I asked some Japanese folk back in the early 1990s, if they ever got bored of eating rice two or three times a day, everyday. I asked individuals to avoid getting a group mentality answer.
Everyone answered that "no" they don't get bored.
Why? I naively asked.
“Because I am Japanese.”
It makes sense if you are Japanese.
They said it was the same way we “North Americans” eat bread. When I replied that it’s not common for us to include bread with every meal, every day, it was like I had destroyed some part of their mind-set… that things they were told about us gaijin were not… actually true?
But here’s another question… why is it that the peoples of Japan and China, two nations known for their daily consumption of rice. We’re talking carbs, baby. How come they aren’t all fat?
Japanese folk, for example, have the second highest life-expectancy at 85.30 years (per information from 2017 - at https://www.cia.gov/library/publications/the-world-factbook/rankorder/2102rank.html - after Monaco which is at 89.40 years.) Yes... it's the CIA website. Canada is at 21 (81.9), the U.S. is at 43 (80.0).
So… why… if eating carbs the way the Japanese do, aren’t the Japanese more obese as a population?
Well, if one were to follow Japan’s recommended daily dietary guide, they should eat plenty of grains (rice), fish and soybean-related products. All are low in fat.
Aside from possible eating fish and chips or fish tacos, how much fish does the average North American eat? I’m having pan-seared fresh salmon tonight - something I am eating once a week (a fairly recent accomplishment), but holy smokes, the Japanese eat fish a lot more often than that.
Still, the mitigating factor would be Japan’s ability to not eat as much processed foods as us North Americans, with far less fried foods, and far fewer snacks consumed on a daily basis. How much sugar do we consume?
But don’t carbs turn into sugars in our body?
Yes… but there are three types of carbs (aka carbohydrates): sugar, starch and fiber.

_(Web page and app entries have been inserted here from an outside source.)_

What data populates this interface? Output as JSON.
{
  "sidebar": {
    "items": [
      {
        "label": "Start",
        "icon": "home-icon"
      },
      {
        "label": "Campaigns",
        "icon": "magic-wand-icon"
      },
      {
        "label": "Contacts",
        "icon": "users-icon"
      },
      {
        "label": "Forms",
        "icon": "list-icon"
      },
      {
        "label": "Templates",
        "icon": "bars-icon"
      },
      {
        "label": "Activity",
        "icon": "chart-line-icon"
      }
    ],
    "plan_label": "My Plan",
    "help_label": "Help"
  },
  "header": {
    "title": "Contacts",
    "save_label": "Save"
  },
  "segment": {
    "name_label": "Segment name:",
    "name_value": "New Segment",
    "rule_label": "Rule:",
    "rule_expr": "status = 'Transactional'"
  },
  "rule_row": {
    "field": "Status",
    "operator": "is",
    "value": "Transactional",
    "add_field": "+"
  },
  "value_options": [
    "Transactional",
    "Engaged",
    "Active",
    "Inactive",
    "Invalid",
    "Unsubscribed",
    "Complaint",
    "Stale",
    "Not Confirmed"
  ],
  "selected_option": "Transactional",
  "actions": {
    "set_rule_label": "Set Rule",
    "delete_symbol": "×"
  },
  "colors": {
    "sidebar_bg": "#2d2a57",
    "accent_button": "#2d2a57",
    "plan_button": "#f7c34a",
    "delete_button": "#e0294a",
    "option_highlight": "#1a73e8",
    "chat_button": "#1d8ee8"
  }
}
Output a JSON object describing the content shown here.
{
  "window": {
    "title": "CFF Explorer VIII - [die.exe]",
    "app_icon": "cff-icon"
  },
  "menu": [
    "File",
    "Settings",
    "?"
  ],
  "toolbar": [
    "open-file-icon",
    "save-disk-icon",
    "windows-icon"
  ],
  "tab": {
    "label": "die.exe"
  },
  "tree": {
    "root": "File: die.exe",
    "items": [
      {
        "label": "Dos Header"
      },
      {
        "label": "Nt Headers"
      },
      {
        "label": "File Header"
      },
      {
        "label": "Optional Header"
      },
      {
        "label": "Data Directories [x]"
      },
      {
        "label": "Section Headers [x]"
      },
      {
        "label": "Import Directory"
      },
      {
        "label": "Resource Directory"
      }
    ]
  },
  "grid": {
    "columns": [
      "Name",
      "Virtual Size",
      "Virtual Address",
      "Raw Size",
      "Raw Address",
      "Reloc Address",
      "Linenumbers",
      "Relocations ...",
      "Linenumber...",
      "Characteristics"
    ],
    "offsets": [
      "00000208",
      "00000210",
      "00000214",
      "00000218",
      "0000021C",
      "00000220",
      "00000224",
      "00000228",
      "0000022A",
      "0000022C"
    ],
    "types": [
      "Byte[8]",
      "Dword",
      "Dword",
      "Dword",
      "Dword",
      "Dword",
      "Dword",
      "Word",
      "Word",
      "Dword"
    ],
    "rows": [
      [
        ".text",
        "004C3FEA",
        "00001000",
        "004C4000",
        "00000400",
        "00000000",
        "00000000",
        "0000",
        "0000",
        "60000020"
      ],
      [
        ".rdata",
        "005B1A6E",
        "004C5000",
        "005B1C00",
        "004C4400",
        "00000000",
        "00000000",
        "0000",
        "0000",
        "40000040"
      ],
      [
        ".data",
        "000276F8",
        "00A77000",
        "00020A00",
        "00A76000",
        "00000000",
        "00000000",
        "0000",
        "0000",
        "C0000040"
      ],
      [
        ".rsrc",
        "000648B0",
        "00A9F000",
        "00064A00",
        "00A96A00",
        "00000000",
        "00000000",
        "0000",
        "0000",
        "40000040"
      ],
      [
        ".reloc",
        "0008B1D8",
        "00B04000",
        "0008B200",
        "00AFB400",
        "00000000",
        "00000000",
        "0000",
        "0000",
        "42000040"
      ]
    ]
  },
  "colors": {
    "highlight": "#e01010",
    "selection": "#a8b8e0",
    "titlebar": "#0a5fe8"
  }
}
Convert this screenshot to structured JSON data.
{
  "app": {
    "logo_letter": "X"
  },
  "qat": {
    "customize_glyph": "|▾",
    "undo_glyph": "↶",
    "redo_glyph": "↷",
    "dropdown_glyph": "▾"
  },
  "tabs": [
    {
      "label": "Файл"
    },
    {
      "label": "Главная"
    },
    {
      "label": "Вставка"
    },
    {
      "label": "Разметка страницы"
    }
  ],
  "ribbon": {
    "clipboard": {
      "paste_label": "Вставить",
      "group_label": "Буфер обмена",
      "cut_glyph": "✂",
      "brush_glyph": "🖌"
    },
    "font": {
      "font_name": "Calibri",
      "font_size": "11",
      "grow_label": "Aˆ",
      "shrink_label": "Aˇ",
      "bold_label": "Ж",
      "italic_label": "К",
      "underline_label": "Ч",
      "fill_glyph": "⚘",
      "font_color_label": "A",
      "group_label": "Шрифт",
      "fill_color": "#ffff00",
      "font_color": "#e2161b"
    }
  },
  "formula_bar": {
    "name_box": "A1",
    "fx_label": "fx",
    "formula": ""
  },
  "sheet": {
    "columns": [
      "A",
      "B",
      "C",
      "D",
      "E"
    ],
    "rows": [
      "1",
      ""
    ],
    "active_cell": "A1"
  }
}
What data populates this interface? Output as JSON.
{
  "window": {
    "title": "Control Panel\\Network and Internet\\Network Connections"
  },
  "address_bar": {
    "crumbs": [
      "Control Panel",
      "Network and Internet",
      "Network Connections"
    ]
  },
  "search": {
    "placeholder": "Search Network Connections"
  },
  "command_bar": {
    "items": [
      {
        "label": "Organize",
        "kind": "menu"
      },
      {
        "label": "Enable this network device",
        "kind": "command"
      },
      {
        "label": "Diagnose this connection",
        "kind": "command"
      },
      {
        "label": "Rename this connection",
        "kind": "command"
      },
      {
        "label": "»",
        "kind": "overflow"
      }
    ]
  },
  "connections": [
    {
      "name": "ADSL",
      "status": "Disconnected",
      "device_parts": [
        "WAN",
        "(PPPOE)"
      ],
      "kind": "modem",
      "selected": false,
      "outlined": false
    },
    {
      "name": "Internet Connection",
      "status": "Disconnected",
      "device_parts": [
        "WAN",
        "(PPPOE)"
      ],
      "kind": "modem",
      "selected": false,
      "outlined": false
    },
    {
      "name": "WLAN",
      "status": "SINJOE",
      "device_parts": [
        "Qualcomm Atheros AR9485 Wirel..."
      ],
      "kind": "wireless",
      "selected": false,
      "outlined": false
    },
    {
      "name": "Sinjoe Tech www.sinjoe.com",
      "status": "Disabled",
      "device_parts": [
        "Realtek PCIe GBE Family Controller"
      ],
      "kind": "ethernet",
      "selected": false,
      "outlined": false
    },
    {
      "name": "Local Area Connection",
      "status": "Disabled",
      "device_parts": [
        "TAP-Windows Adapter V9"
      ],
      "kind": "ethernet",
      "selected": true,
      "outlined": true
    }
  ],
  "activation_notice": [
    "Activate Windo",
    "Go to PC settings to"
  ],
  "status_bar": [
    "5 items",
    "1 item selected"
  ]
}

During the digestive process of say, rice, both sugars and starches are turned into the sugars that the body uses for energy, but because we do not have the enzyme required to properly digest fiber, it goes through us without being converted into sugar.
White rice, has very little sugar… though the exact amounts depend on the variety of rice you are consuming. It will still cause a spike in your glucose levels… meaning people like me who are a Type II Diabetic still have to be aware that too much rice can be a bummer.
Eating fiber helps to minimize spikes in blood sugar and it is recommended that people with diabetes eat between 20-35 grams of fiber per day. The The American Diabetes Association suggest a target of about 45-60 grams of carbohydrate per meal for those wishing to stem the onset of diabetes.
So… are the Japanese turning themselves into Type II Diabetics?
I’m sure some are, but it’s not an epidemic as it is in North America. I drank a ton of pop, ate plenty of cookies, ice cream and chocolate bars… so while I thought I was young and invincible, it turns out I wasn’t either.
The Japanese have other factors that help them stay healthier. One is their consumption of good foods such as soy, the other fish.
So what’s up with Japan? It really does come down to the quality of the food they eat, the smaller amounts of fat they ingest, and their activity levels.
If you eat a lot of carbs and fats, you have the tendency to become obese.
But, the Japanese eat high carb foods (rice and vegetables), but have that low intake of fat.
Seafood intake by the Japanese contains high levels of Omega-3 fatty acids (there is a current debate about its health benefits), and they avoid heavily processed foods.
But what about exercise?
Don’t the Japanese tend to have these ridiculous work days? Uh, yeah… what’s up with that?
Well, the Japanese walk some 7,000 steps a day, while the Americans walk 5,000.
It may be why the Japanese are able to eat and have their body’s handle the higher intake of grains.
Right now, if we North Americans simply added more rice to our diet, our bodies would rebel.
We would have to add more fish, and drop our intake of sugars… and then we could add the rice and its carbs, which our body’s could THEN better handle…
Still.. I can recall an old Berkeley Breathed comic strip - Bloom County, where one of the characters was talking about all of the crazy diet fads going on, while another characters kept insisting that the best diet was to “eat less and exercise”.
|My memory is still good enough to recall this gem from 30+ years ago. Probably because it's true.|
The Japanese seem to… and in fact are eating better and exercising.
Still… in Japan, its Ministry of Health, Labour and Welfare recently updated its food and dietary guidelines, because white rice could be a contributing factor to health problems.
It said in 2010, that a typical diet for the Japanese should contain 50-65% carbs, but should also consider eating healthier grains such as brown rice.
PS: Photo by Vitchakorn Koonyosying on Unsplash